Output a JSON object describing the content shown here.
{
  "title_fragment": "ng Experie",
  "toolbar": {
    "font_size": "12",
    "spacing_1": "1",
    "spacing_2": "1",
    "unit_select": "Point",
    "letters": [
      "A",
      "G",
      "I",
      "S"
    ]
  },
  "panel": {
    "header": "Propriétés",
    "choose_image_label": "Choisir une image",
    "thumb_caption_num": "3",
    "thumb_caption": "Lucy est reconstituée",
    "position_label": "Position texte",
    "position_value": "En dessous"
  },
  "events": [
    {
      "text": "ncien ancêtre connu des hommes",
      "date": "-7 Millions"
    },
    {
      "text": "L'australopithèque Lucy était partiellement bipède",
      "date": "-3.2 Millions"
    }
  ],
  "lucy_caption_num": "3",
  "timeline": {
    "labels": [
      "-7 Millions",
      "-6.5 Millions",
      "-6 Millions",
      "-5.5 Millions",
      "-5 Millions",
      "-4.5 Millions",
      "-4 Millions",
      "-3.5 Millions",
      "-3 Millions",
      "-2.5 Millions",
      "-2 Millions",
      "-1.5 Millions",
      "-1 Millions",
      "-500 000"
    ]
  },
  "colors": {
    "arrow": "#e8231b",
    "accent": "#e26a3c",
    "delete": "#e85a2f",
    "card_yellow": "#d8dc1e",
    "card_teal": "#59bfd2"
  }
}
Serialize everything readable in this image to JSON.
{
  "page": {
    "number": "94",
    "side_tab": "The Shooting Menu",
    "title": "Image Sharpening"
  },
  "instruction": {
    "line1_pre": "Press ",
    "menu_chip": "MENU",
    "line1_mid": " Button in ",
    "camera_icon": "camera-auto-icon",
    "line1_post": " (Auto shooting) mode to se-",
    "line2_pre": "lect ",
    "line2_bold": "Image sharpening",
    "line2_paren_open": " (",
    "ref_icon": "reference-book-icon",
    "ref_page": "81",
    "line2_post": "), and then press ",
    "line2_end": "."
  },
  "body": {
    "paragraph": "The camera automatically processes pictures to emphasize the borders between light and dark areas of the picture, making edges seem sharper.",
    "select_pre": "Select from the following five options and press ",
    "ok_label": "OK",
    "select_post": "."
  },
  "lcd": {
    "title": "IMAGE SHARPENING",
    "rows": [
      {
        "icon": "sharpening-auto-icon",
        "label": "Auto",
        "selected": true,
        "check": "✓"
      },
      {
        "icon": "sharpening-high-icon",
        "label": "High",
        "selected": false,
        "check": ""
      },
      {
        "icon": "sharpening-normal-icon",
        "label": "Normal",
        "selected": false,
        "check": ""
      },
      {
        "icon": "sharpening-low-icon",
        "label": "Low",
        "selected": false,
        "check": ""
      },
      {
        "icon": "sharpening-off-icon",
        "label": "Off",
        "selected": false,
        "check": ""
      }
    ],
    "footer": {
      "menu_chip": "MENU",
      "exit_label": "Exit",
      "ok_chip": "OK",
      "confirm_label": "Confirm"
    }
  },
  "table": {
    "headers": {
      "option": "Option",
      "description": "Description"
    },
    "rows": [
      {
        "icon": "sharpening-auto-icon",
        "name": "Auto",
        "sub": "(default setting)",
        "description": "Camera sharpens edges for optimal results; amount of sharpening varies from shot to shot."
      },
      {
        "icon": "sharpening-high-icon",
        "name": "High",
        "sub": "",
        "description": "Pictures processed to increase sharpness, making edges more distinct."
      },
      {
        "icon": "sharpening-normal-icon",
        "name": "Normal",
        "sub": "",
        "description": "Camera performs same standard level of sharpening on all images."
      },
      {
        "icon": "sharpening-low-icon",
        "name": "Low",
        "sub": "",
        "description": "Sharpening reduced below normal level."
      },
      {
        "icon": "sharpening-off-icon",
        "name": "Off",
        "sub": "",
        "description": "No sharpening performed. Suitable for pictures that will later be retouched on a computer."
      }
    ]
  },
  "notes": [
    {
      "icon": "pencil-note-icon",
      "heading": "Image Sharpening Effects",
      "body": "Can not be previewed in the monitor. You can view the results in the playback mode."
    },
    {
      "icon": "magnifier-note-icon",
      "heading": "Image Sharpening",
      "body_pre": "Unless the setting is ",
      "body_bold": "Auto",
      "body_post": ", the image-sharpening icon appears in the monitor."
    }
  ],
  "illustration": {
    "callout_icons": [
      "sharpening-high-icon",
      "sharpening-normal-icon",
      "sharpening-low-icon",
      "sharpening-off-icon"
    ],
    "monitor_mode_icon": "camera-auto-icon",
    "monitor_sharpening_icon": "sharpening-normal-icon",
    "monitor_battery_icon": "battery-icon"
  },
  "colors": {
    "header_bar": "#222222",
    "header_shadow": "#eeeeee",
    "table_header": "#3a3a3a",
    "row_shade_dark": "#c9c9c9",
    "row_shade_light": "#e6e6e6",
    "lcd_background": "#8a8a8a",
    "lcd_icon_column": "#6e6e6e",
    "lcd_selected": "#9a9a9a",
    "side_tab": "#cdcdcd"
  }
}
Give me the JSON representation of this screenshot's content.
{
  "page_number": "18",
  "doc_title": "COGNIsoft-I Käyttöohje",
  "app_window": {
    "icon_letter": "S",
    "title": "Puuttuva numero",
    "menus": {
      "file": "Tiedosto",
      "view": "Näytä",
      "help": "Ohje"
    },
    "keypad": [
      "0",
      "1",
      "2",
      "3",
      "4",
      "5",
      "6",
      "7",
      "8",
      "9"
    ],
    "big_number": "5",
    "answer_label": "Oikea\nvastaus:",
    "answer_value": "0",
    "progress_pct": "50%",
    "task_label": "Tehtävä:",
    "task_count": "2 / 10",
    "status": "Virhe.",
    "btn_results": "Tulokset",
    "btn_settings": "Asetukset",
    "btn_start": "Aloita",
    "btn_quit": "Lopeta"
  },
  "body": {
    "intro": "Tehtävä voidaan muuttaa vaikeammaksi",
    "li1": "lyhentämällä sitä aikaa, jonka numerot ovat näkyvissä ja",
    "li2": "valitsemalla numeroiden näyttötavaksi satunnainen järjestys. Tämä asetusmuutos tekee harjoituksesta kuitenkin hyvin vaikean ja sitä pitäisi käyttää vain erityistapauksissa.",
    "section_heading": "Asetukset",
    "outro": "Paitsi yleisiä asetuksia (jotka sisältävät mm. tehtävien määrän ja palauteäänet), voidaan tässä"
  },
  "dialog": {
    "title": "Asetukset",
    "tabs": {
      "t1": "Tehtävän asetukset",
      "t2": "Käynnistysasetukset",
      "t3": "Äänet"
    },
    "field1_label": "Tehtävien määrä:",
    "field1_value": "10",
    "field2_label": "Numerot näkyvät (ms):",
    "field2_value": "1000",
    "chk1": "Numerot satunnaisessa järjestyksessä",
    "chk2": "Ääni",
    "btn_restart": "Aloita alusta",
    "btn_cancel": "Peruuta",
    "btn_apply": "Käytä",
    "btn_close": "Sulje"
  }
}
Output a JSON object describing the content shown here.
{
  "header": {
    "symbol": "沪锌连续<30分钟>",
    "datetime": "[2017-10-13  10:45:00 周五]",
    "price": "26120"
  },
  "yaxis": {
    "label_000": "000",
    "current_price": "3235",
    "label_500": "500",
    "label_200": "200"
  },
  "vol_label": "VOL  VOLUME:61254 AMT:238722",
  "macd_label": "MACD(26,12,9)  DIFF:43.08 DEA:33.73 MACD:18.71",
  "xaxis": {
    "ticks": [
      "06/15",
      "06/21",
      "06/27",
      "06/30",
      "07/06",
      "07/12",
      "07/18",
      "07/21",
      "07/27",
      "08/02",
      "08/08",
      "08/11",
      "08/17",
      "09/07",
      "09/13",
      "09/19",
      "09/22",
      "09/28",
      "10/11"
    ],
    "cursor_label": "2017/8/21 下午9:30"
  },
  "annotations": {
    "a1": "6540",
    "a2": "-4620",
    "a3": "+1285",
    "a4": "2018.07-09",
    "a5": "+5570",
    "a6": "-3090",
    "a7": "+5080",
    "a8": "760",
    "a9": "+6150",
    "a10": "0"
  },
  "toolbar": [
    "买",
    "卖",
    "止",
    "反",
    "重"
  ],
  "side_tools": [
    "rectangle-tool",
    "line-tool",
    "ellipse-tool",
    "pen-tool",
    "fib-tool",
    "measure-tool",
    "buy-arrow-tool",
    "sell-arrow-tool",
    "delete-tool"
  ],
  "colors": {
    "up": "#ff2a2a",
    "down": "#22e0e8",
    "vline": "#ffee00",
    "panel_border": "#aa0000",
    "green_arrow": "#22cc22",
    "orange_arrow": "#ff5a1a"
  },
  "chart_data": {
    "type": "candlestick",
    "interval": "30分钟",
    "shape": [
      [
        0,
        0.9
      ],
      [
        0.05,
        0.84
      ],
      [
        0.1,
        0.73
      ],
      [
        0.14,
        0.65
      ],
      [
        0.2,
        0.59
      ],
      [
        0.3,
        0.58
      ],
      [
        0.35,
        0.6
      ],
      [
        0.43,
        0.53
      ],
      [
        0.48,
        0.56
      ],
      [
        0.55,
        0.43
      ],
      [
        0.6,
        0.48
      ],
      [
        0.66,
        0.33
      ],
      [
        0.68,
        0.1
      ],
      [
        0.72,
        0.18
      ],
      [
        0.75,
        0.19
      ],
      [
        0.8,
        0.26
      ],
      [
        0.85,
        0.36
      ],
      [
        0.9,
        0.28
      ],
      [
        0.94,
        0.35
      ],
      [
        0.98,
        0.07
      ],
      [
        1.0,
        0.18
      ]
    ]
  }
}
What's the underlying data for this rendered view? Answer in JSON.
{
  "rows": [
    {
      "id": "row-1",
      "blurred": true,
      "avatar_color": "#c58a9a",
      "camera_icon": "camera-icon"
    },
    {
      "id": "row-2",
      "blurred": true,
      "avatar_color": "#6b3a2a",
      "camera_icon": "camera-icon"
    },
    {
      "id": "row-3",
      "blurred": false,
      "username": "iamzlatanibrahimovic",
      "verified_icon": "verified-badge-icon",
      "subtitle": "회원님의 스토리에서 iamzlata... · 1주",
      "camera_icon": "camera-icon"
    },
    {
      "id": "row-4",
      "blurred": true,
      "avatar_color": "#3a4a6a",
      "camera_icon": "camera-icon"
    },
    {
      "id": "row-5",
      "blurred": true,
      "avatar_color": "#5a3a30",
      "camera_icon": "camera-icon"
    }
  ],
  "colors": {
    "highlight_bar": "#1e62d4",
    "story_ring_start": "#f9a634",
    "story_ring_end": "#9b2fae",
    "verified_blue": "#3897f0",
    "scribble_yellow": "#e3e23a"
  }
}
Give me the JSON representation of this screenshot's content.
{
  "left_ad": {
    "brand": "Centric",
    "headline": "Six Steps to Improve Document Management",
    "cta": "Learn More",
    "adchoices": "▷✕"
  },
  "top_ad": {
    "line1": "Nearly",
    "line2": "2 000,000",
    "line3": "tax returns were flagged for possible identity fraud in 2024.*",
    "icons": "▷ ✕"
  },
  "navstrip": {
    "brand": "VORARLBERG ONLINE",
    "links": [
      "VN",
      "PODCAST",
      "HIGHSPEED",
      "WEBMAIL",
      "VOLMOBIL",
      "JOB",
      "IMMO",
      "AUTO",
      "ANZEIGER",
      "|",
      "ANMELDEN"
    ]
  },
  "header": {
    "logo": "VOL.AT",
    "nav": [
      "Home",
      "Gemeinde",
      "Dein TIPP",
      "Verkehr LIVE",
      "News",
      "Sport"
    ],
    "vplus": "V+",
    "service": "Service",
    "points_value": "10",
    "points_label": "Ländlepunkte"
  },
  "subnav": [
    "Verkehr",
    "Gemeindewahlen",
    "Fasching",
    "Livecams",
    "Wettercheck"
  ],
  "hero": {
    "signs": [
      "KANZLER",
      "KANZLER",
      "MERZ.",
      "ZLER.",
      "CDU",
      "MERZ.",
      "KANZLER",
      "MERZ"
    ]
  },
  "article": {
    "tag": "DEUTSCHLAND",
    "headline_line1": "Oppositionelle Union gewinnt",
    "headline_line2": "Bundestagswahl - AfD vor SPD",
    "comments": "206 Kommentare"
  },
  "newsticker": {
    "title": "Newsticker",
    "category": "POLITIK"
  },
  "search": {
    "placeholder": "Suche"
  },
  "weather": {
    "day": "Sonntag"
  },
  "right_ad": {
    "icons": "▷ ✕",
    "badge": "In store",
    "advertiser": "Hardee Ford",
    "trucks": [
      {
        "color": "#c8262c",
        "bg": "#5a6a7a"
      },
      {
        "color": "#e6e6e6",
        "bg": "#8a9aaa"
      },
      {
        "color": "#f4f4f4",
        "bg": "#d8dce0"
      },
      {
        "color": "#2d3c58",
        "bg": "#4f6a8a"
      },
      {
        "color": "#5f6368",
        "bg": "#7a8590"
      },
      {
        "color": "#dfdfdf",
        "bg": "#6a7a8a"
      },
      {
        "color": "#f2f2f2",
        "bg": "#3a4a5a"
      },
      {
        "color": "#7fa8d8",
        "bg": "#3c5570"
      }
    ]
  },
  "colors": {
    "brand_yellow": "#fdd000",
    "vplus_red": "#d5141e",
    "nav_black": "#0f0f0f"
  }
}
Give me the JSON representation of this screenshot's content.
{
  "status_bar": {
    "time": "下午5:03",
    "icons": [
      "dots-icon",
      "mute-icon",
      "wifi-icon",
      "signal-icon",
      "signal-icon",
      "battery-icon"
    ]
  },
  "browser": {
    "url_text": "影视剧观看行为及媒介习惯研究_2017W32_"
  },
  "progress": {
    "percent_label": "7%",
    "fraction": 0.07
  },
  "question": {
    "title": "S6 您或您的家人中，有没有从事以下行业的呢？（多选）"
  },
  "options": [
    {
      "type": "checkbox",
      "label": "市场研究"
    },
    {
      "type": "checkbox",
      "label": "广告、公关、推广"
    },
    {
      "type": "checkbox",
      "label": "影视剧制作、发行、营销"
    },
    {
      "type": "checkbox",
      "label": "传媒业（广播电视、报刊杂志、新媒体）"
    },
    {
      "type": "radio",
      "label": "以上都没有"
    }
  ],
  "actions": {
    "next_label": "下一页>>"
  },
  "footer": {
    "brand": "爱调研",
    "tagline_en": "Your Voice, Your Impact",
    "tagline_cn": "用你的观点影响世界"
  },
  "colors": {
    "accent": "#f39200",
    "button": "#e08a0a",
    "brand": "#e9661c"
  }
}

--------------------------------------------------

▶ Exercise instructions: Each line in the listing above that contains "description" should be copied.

▶ Finished task:
      "description": "Description"
        "description": "Camera sharpens edges for optimal results; amount of sharpening varies from shot to shot."
        "description": "Pictures processed to increase sharpness, making edges more distinct."
        "description": "Camera performs same standard level of sharpening on all images."
        "description": "Sharpening reduced below normal level."
        "description": "No sharpening performed. Suitable for pictures that will later be retouched on a computer."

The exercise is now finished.